Rain, Rain, Go Away. And Take the News Folks with You

I have been thinking about John Bolaris in the last day or two as I watch nonstop coverage of Hurricane Katrina. Who’s John Bolaris, you might ask?  He’s the unfortunate Philadelphia Bolaris_2 weatherman who received hate mail and even death threats in March 2001 after his dire predictions of a devastating blizzard turned out to be massively overstated.

Well, you could attribute that to Philadelphians taking their weather as seriously as their sports, but the precedent is notable.  On the Gulf Coast today, it’s the meteorological equivalent of impending Armageddon, if the cable news networks are to be believed.  They sicken me with their 24/7 coverage of misery and mayhem.  Yes, it’s a big story; a major American city, and one of its most culturally significant, may be devastated.  Yes, the media have an obligation to let people know about loved ones in the area.  Still, they go so over the top and whip up such fear that they neglect a key element of their mission, which is to report the news.  In so doing, they should help people to understand it.  They are not, in this instance.  Not only do they relegate themselves to play-by-play announcers as they focus on the storm track, but they miss a key part of the story: that this hurricane might damage or destroy the oil refineries in the area, hastening the rising price of gas. The implications for the economy are ominous.

It is hard to trust the media, and the broadcast media in particular, on this one.  They have made so many mistakes in hyping past "storms of the century," and have managed to evade responsibility when nothing occurs, that the trust keeps eroding.

No matter what happens, today we are all John Bolaris.

2 thoughts on “Rain, Rain, Go Away. And Take the News Folks with You

  1. RepMan- great point! As I watched the coverage even BEFORE Katrina hit, you would have believed that several states would have been washed away. Yes, there is catstrophic damage, and a severe loss of life, but they had you believing that New orleans would not even be a city anymore. But fear not, in a few days, they will be back to coverage of Natalee Holloway…maybe its time for some PR firms to pitch them some good stories..maybe Madge or Imojo?

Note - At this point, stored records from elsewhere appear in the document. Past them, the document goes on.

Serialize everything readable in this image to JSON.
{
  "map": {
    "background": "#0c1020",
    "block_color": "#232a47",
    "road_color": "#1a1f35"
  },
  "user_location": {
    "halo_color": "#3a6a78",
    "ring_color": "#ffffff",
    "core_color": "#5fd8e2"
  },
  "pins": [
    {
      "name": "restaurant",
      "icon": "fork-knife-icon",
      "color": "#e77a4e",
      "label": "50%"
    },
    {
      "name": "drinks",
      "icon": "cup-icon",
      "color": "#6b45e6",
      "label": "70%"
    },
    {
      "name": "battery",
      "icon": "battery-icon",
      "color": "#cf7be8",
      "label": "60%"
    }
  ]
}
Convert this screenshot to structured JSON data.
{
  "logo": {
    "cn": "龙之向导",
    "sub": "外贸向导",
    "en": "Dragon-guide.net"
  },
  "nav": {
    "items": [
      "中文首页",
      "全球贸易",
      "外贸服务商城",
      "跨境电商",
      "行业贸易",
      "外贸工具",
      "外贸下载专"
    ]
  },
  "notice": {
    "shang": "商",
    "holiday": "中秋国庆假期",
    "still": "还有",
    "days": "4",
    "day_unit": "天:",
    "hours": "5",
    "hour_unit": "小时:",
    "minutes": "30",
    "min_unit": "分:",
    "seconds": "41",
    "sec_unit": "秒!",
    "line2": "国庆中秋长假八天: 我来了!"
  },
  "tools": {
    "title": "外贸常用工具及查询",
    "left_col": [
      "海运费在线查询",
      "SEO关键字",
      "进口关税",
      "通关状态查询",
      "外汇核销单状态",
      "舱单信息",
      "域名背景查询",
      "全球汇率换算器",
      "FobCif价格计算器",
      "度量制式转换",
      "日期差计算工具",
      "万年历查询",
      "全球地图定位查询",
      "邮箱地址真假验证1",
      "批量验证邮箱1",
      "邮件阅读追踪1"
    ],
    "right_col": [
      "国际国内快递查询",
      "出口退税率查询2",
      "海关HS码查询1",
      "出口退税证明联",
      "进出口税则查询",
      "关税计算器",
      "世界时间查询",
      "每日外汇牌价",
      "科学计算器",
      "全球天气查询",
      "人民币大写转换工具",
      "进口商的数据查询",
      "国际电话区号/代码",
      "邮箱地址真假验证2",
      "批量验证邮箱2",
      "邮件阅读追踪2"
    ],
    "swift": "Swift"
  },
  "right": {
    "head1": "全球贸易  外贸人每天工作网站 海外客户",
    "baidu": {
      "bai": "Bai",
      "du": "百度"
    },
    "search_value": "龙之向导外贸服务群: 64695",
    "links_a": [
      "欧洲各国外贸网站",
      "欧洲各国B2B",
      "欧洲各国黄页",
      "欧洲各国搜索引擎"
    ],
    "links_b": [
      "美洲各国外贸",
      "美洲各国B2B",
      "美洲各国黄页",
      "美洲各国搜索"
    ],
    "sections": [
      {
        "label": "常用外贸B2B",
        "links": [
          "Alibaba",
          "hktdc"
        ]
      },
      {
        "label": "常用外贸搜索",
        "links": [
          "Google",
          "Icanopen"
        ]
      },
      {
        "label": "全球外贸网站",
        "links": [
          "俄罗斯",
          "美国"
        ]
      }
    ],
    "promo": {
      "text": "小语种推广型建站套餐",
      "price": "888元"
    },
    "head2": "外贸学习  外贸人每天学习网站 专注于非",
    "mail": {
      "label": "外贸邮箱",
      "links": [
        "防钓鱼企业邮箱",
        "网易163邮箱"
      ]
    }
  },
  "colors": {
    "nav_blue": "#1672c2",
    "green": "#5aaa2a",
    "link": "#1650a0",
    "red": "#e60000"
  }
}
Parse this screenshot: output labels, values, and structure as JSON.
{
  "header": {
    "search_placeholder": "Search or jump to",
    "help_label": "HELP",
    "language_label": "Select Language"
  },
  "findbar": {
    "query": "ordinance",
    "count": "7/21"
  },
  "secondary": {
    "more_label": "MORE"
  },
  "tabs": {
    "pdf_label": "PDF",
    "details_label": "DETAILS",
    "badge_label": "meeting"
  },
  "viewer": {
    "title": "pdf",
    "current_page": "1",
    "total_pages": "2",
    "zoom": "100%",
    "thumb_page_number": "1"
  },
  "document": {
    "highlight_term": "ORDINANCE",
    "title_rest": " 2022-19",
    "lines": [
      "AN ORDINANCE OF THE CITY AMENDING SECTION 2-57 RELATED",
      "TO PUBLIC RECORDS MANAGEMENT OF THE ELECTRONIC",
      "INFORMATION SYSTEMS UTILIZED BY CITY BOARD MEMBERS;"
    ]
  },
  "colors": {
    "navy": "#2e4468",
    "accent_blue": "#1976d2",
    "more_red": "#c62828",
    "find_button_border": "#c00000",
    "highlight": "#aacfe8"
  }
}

  2. Right-on Repman. Bush said he’s considering loaning crude oil from the government’s emergency stockpile, if requested by U.S. refiners facing delayed shipments due to Hurricane Katrina. The stockpile includes more than 700 million barrels of crude oil stored in underground salt caverns in Louisiana and Texas. Time to crack the safe Georgie.